and proceeded down the road leading to Lee's Mill. On arriving at a point in the road opposite the locality intended to be examined the regiment was halted, two companies deployed as skirmishers, and two more as flankers, to protect the left flank. The skirmishers then advanced and the regiment followed in line of battle.
Not more than a hundred yards had been passed over after leaving the picket line before our skirmishers began to exchange shots with the enemy's outposts. In one or two instances they had the audacity to call out to our men not to fire, that they were friends; but the ruse was unsuccessful, and they were driven back to the main body. This was quite large and protected by a breastwork of logs, and in some places earth had been thrown up as if for a rifle pit. This breastwork is erected on the crest of a swell of land about 75 yards from and overlooking the stream.
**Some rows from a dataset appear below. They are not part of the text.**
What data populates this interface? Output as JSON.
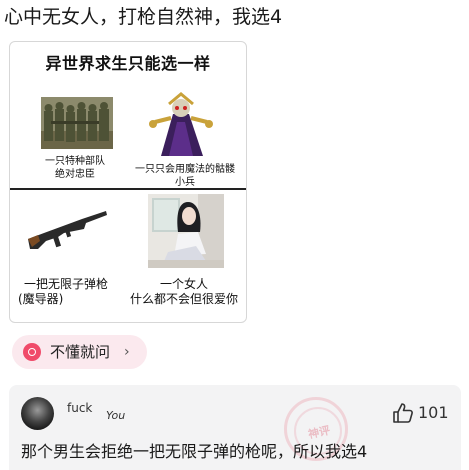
{
  "post": {
    "title": "心中无女人，打枪自然神，我选4"
  },
  "meme": {
    "heading": "异世界求生只能选一样",
    "options": [
      {
        "caption_line1": "一只特种部队",
        "caption_line2": "绝对忠臣",
        "image_icon": "soldiers-image"
      },
      {
        "caption_line1": "一只只会用魔法的骷髅",
        "caption_line2": "小兵",
        "image_icon": "skeleton-mage-image"
      },
      {
        "caption_line1": "一把无限子弹枪",
        "caption_line2": "(魔导器)",
        "image_icon": "rifle-image"
      },
      {
        "caption_line1": "一个女人",
        "caption_line2": "什么都不会但很爱你",
        "image_icon": "girl-image"
      }
    ]
  },
  "hint": {
    "label": "不懂就问",
    "chevron": "›",
    "icon": "question-icon",
    "color": "#f04b6a"
  },
  "comment": {
    "username": "fuck",
    "user_tag": "You",
    "like_count": "101",
    "text": "那个男生会拒绝一把无限子弹的枪呢，所以我选4",
    "avatar_icon": "avatar",
    "like_icon": "thumbs-up-icon"
  }
}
Our skirmishers approached within a short distance of the enemy, and covering themselves kept up a continual fire upon them. This fire they returned. The enemy apparently found our fire very annoying, and after the lapse of perhaps an hour passed in this manner an attempt was made to frighten off, for it is thought no more was intended. An officer was distinctly heard to order the enemy to charge. As if in obedience to this order they rose up in sight over their breastwork. Our men took advantage of the exposure and poured in a simultaneous and it is believed deadly volley. The rebels instantly fell back under cover again. The line remained in this position until ordered to retire.
Charles L. Clark, of Company F, was wounded in the thigh. This was all the casualty which occurred. A sketch of the locality accompanies this report.*
Colonel, Commanding Sixth Maine Regiment.
JOHN HANCOCK, Assistant Adjutant-General.
Numbers 50. Report of Colonel Francis L. Vinton,
Forty-third New York Infantry, of reconnaissance toward Lee's Mill, April 28.
HDQRS. FORTY-THIRD NEW YORK VOLUNTEERS,
April 28, 1862.
SIR: In compliance with the order of General Hancock I have the honor of forwarding to him the following statement concerning the clearing and re-establishing of our picket line so far as it was under my direction and protection. I also add what few observations I could make of the enemy's works and the nature of the ground in front. The sketch I forward I have drawn from memory entirely, not having been prepared to take bearings or measure distances:*
The pioneers of the brigade having reported to me, I put them in charge of Lieutenant Bogart, my adjutant, who employed them according to the directions transmitted from General Hancock through Lieutenant Mitchell. I crossed the picket line with my regiment, followed by the pioneers, near the left support. The skirmishers of the Sixth Maine covered me partially from the left toward the right after entering the wood. While the pioneers were opening the wood around the
*Omitted as unimportant.